*WORK TO BE COMPLETED*:
Look through the data below and show every line that includes "watermark".

Entries from a dataset of interfaces
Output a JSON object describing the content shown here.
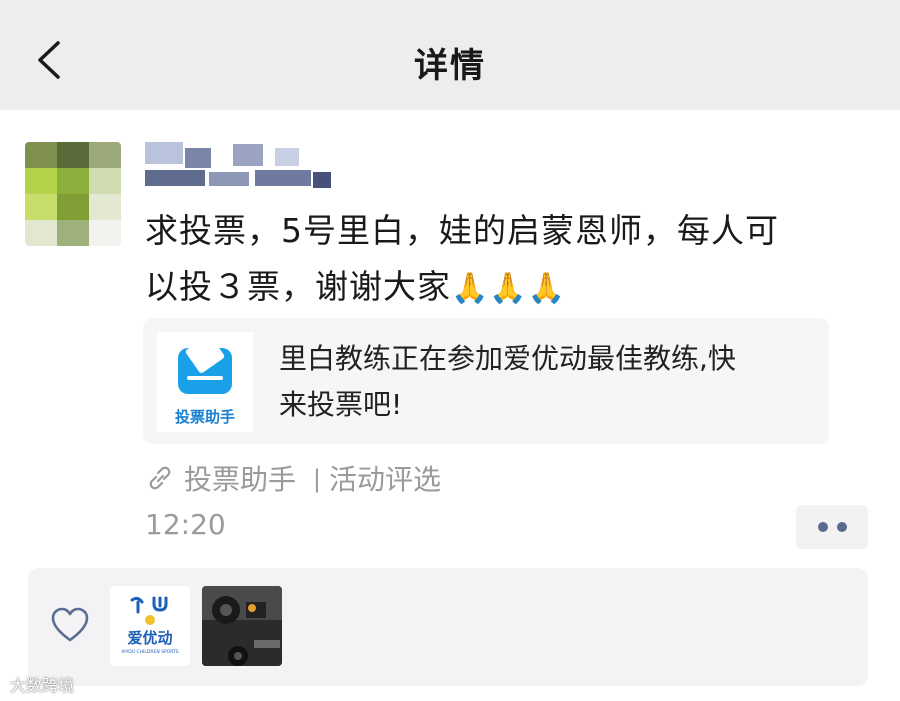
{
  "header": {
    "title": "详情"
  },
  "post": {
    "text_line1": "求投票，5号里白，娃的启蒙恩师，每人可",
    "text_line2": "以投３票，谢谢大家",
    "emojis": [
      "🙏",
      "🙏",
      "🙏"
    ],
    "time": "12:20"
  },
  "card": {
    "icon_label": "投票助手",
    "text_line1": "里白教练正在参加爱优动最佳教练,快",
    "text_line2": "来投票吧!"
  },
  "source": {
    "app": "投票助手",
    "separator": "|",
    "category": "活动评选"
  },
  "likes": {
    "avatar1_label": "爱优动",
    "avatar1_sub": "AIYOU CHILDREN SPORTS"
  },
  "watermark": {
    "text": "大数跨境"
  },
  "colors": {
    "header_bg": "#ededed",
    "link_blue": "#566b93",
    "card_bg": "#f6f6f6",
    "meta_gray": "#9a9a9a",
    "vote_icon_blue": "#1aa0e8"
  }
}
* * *
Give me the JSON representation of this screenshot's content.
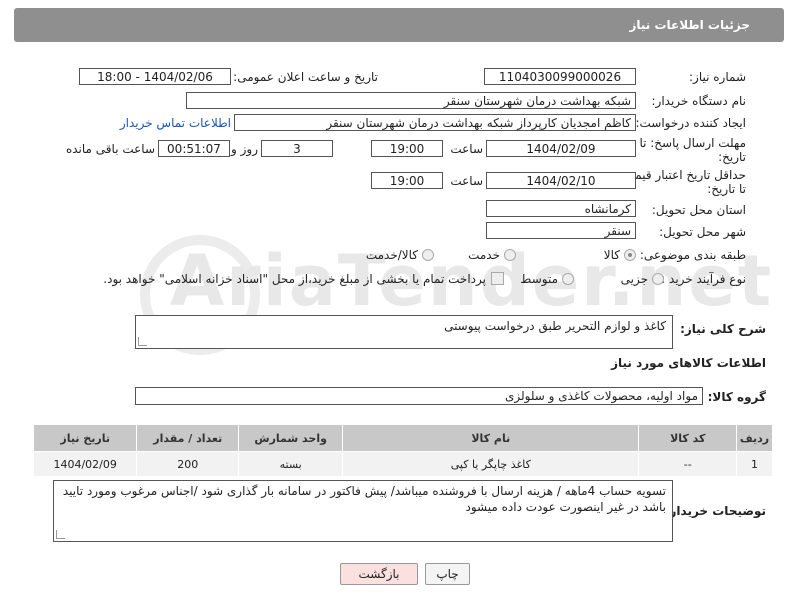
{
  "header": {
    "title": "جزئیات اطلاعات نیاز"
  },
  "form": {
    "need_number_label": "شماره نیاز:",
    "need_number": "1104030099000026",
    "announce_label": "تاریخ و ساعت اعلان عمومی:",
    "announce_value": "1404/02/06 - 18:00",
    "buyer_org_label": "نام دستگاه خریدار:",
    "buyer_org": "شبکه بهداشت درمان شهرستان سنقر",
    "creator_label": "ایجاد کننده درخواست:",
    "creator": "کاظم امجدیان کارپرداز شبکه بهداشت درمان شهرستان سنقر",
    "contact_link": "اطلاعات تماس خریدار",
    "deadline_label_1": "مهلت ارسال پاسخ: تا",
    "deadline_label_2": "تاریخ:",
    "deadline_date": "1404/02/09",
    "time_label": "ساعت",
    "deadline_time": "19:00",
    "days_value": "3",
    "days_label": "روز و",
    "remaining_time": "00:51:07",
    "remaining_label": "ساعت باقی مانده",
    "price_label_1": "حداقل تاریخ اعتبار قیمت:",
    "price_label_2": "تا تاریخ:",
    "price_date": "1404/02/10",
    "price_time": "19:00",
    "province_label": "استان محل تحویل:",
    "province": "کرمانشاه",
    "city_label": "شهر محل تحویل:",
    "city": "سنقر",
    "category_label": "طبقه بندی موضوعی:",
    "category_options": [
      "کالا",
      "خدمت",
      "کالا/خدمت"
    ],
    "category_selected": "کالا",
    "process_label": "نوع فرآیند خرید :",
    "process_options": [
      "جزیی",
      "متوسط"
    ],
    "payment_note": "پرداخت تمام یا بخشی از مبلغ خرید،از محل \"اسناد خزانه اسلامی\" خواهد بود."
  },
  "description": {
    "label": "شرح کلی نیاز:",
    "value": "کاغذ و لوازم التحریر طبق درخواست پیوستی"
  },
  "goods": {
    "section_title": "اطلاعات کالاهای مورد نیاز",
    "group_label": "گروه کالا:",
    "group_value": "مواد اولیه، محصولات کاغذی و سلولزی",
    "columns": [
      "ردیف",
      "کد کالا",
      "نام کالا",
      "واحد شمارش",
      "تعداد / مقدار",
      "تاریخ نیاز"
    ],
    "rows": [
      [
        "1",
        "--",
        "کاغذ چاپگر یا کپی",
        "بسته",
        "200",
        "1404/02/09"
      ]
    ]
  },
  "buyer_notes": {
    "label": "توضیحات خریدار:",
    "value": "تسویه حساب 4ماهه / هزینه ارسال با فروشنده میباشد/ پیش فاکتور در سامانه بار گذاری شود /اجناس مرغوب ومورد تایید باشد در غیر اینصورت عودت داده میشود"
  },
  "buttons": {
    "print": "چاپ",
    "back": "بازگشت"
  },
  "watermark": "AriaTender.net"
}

*SOLUTION TO THE EXERCISE*:
  "watermark": {
  "watermark": "AriaTender.net"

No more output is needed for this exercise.